Without including any images, reproduce each entry exactly.

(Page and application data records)
- Opening Delimiter -

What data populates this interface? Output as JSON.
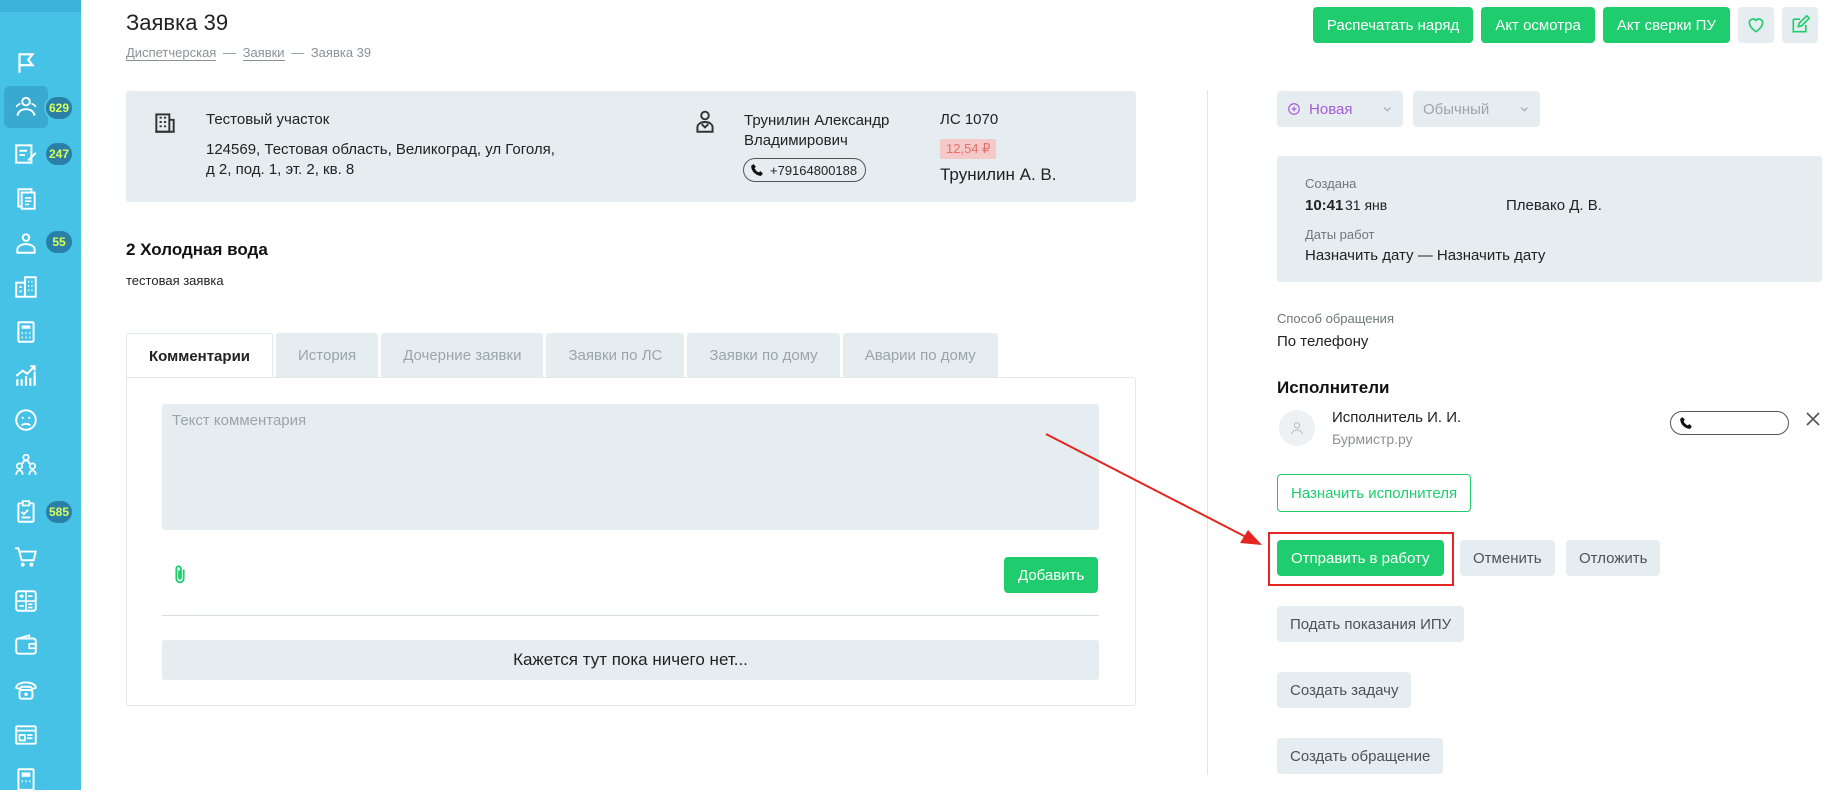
{
  "sidebar": {
    "badges": [
      "629",
      "247",
      "55",
      "585"
    ]
  },
  "header": {
    "title": "Заявка 39",
    "breadcrumb": [
      "Диспетчерская",
      "Заявки",
      "Заявка 39"
    ],
    "breadcrumb_sep": "—",
    "actions": [
      "Распечатать наряд",
      "Акт осмотра",
      "Акт сверки ПУ"
    ]
  },
  "info": {
    "location_name": "Тестовый участок",
    "address_line1": "124569, Тестовая область, Великоград, ул Гоголя,",
    "address_line2": "д 2, под. 1, эт. 2, кв. 8",
    "owner_line1": "Трунилин Александр",
    "owner_line2": "Владимирович",
    "phone": "+79164800188",
    "account": "ЛС 1070",
    "debt": "12,54 ₽",
    "owner_short": "Трунилин А. В."
  },
  "issue": {
    "title": "2 Холодная вода",
    "description": "тестовая заявка"
  },
  "tabs": [
    "Комментарии",
    "История",
    "Дочерние заявки",
    "Заявки по ЛС",
    "Заявки по дому",
    "Аварии по дому"
  ],
  "comments": {
    "placeholder": "Текст комментария",
    "add_label": "Добавить",
    "empty_text": "Кажется тут пока ничего нет..."
  },
  "status": {
    "status_label": "Новая",
    "priority_label": "Обычный"
  },
  "meta": {
    "created_label": "Создана",
    "created_time": "10:41",
    "created_date": "31 янв",
    "created_by": "Плевако Д. В.",
    "work_dates_label": "Даты работ",
    "work_dates_value": "Назначить дату — Назначить дату"
  },
  "contact": {
    "label": "Способ обращения",
    "value": "По телефону"
  },
  "executors": {
    "heading": "Исполнители",
    "name": "Исполнитель И. И.",
    "org": "Бурмистр.ру",
    "assign_label": "Назначить исполнителя"
  },
  "actions": {
    "send_label": "Отправить в работу",
    "cancel_label": "Отменить",
    "postpone_label": "Отложить",
    "readings_label": "Подать показания ИПУ",
    "task_label": "Создать задачу",
    "appeal_label": "Создать обращение"
  },
  "colors": {
    "sidebar": "#46c2e6",
    "accent": "#1fcc6e",
    "highlight": "#e3261f",
    "status": "#a45bd6"
  }
}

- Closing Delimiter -

Exercise solution:
What data populates this interface? Output as JSON.
{
  "sidebar": {
    "badges": [
      "629",
      "247",
      "55",
      "585"
    ]
  },
  "header": {
    "title": "Заявка 39",
    "breadcrumb": [
      "Диспетчерская",
      "Заявки",
      "Заявка 39"
    ],
    "breadcrumb_sep": "—",
    "actions": [
      "Распечатать наряд",
      "Акт осмотра",
      "Акт сверки ПУ"
    ]
  },
  "info": {
    "location_name": "Тестовый участок",
    "address_line1": "124569, Тестовая область, Великоград, ул Гоголя,",
    "address_line2": "д 2, под. 1, эт. 2, кв. 8",
    "owner_line1": "Трунилин Александр",
    "owner_line2": "Владимирович",
    "phone": "+79164800188",
    "account": "ЛС 1070",
    "debt": "12,54 ₽",
    "owner_short": "Трунилин А. В."
  },
  "issue": {
    "title": "2 Холодная вода",
    "description": "тестовая заявка"
  },
  "tabs": [
    "Комментарии",
    "История",
    "Дочерние заявки",
    "Заявки по ЛС",
    "Заявки по дому",
    "Аварии по дому"
  ],
  "comments": {
    "placeholder": "Текст комментария",
    "add_label": "Добавить",
    "empty_text": "Кажется тут пока ничего нет..."
  },
  "status": {
    "status_label": "Новая",
    "priority_label": "Обычный"
  },
  "meta": {
    "created_label": "Создана",
    "created_time": "10:41",
    "created_date": "31 янв",
    "created_by": "Плевако Д. В.",
    "work_dates_label": "Даты работ",
    "work_dates_value": "Назначить дату — Назначить дату"
  },
  "contact": {
    "label": "Способ обращения",
    "value": "По телефону"
  },
  "executors": {
    "heading": "Исполнители",
    "name": "Исполнитель И. И.",
    "org": "Бурмистр.ру",
    "assign_label": "Назначить исполнителя"
  },
  "actions": {
    "send_label": "Отправить в работу",
    "cancel_label": "Отменить",
    "postpone_label": "Отложить",
    "readings_label": "Подать показания ИПУ",
    "task_label": "Создать задачу",
    "appeal_label": "Создать обращение"
  },
  "colors": {
    "sidebar": "#46c2e6",
    "accent": "#1fcc6e",
    "highlight": "#e3261f",
    "status": "#a45bd6"
  }
}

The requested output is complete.